The EPSLA describes the circumstances under which a covered employer must provide paid sick leave to an eligible employee. The first of those circumstances, and one that has created the greatest amount of confusion and uncertainty, is when “an employee is unable to work because he or she is subject to a federal, state, or local COVID-19 quarantine or isolation order.” The question often asked by clients is whether executive orders, such as the shelter in place/safer at home order issued by Governor Whitmer on March 23, 2020, fall into such a category. At the outset, the statute relates specifically to quarantine or isolation orders that prevent the employee from working. That is a critical point. While the terms “quarantine” and “isolation” have been defined by the Center for Disease Control https://www.cdc.gov/quarantine/index.html as very restrictive orders, the April 1, 2020 DOL rules define a “quarantine or isolation order” more expansively:
For purposes of the EPSLA, a quarantine or isolation order includes quarantine, isolation, containment, shelter-in-place, or stay-at-home orders issued by any Federal, State, or local government authority that cause the Employee to be unable to work even though his or her Employer has work that the Employee could perform but for the order. This also includes when a Federal, State, or local government authority has advised categories of citizens (e.g., of certain age ranges or of certain medical conditions) to shelter in place, stay at home, isolate, or quarantine, causing those categories of Employees to be unable to work even though their Employers have work for them.

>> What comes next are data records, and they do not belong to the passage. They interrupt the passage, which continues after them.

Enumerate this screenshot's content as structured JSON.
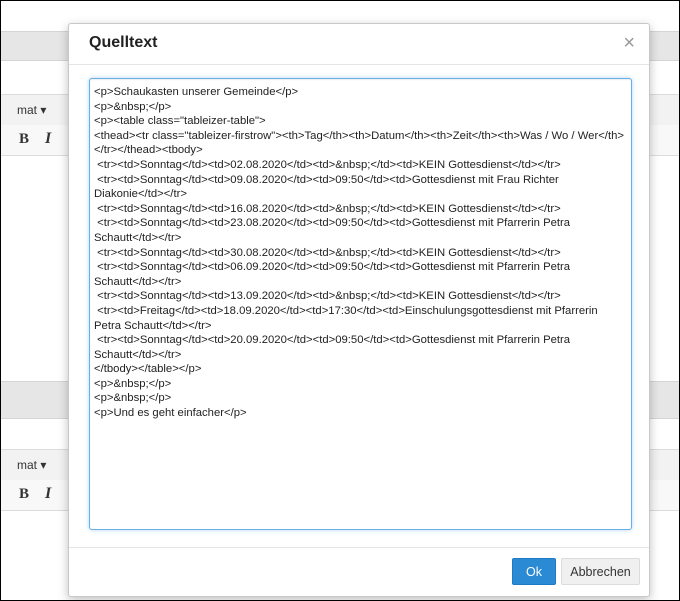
{
  "background_editor": {
    "format_label_1": "mat ▾",
    "bold_label_1": "B",
    "italic_label_1": "I",
    "format_label_2": "mat ▾",
    "bold_label_2": "B",
    "italic_label_2": "I"
  },
  "dialog": {
    "title": "Quelltext",
    "close_icon": "×",
    "source_code": "<p>Schaukasten unserer Gemeinde</p>\n<p>&nbsp;</p>\n<p><table class=\"tableizer-table\">\n<thead><tr class=\"tableizer-firstrow\"><th>Tag</th><th>Datum</th><th>Zeit</th><th>Was / Wo / Wer</th></tr></thead><tbody>\n <tr><td>Sonntag</td><td>02.08.2020</td><td>&nbsp;</td><td>KEIN Gottesdienst</td></tr>\n <tr><td>Sonntag</td><td>09.08.2020</td><td>09:50</td><td>Gottesdienst mit Frau Richter Diakonie</td></tr>\n <tr><td>Sonntag</td><td>16.08.2020</td><td>&nbsp;</td><td>KEIN Gottesdienst</td></tr>\n <tr><td>Sonntag</td><td>23.08.2020</td><td>09:50</td><td>Gottesdienst mit Pfarrerin Petra Schautt</td></tr>\n <tr><td>Sonntag</td><td>30.08.2020</td><td>&nbsp;</td><td>KEIN Gottesdienst</td></tr>\n <tr><td>Sonntag</td><td>06.09.2020</td><td>09:50</td><td>Gottesdienst mit Pfarrerin Petra Schautt</td></tr>\n <tr><td>Sonntag</td><td>13.09.2020</td><td>&nbsp;</td><td>KEIN Gottesdienst</td></tr>\n <tr><td>Freitag</td><td>18.09.2020</td><td>17:30</td><td>Einschulungsgottesdienst mit Pfarrerin Petra Schautt</td></tr>\n <tr><td>Sonntag</td><td>20.09.2020</td><td>09:50</td><td>Gottesdienst mit Pfarrerin Petra Schautt</td></tr>\n</tbody></table></p>\n<p>&nbsp;</p>\n<p>&nbsp;</p>\n<p>Und es geht einfacher</p>",
    "ok_label": "Ok",
    "cancel_label": "Abbrechen"
  },
  "colors": {
    "primary_button": "#2a8ad4",
    "focus_border": "#66afe9"
  }
}
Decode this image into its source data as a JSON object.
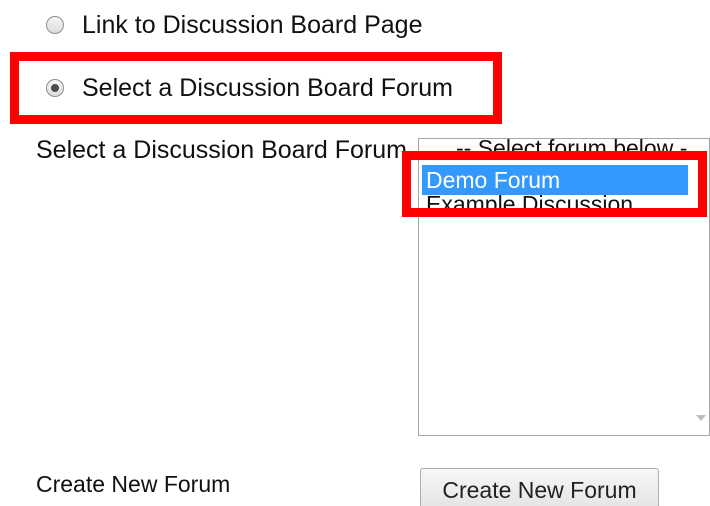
{
  "options": {
    "link_page_label": "Link to Discussion Board Page",
    "select_forum_label": "Select a Discussion Board Forum"
  },
  "forum_select": {
    "label": "Select a Discussion Board Forum",
    "placeholder_option": "-- Select forum below --",
    "items": [
      "Demo Forum",
      "Example Discussion"
    ],
    "selected": "Demo Forum"
  },
  "create_forum": {
    "label": "Create New Forum",
    "button_label": "Create New Forum"
  },
  "colors": {
    "highlight": "#ff0000",
    "selection": "#3399ff"
  }
}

This definition seems to encompass Executive Order 2020-21; however, the DOL made clear in its discussion of the rules that not all employees who are not working due to Executive Order 2020-21 are eligible for paid sick leave. The question is not only whether an employee must stay at home because of a quarantine or isolation order. Rather, “the question is whether the employee would be able to work or telework “but for” being required to comply with a quarantine or isolation order.” Employees are only eligible for paid sick leave under qualifying reason number 1 if their employer has work for them to do, and the employee cannot perform that work because of a qualifying order. If an employer does not have work for an employee to perform – even if the lack of work is due to Executive Order 2020-21 – the employee is not entitled to paid sick leave under qualifying reason number 1.
To illustrate the point, the DOL used the following example:
For example, if a coffee shop closes temporarily or indefinitely due to a downturn in business related to COVID-19, it would no longer have any work for its employees. A cashier previously employed at the coffee shop who is subject to a stay-at-home order would not be able to work even if he were not required to stay at home. As such, he may not take paid sick leave because his inability to work is not due to his need to comply with the stay-at-home order, but rather due to the closure of his place of employment.
In order to understand how the statute and DOL guidance applies, one must first understand that the DOL’s guidance was intended to address the myriad of different Stay at Home orders that are currently in place throughout the country. In general, qualifying reason number 1 applies where an executive order prevents an employee, or group of employees, from going to their place of employment, and does not generally apply when the business must close or reduce workforce because of the order. This is a highly fact-specific determination and must be carefully analyzed based upon the factors at issue in your case. We are happy to help with questions.
If you have any questions about the scenario above or the new DOL rule, Nikole Canute (firstname.lastname@example.org/(616) 632-8049), Nate Wolf (email@example.com/(616) 632-8046), and Scott Dwyer (firstname.lastname@example.org/(616) 632-8033) are available to assist.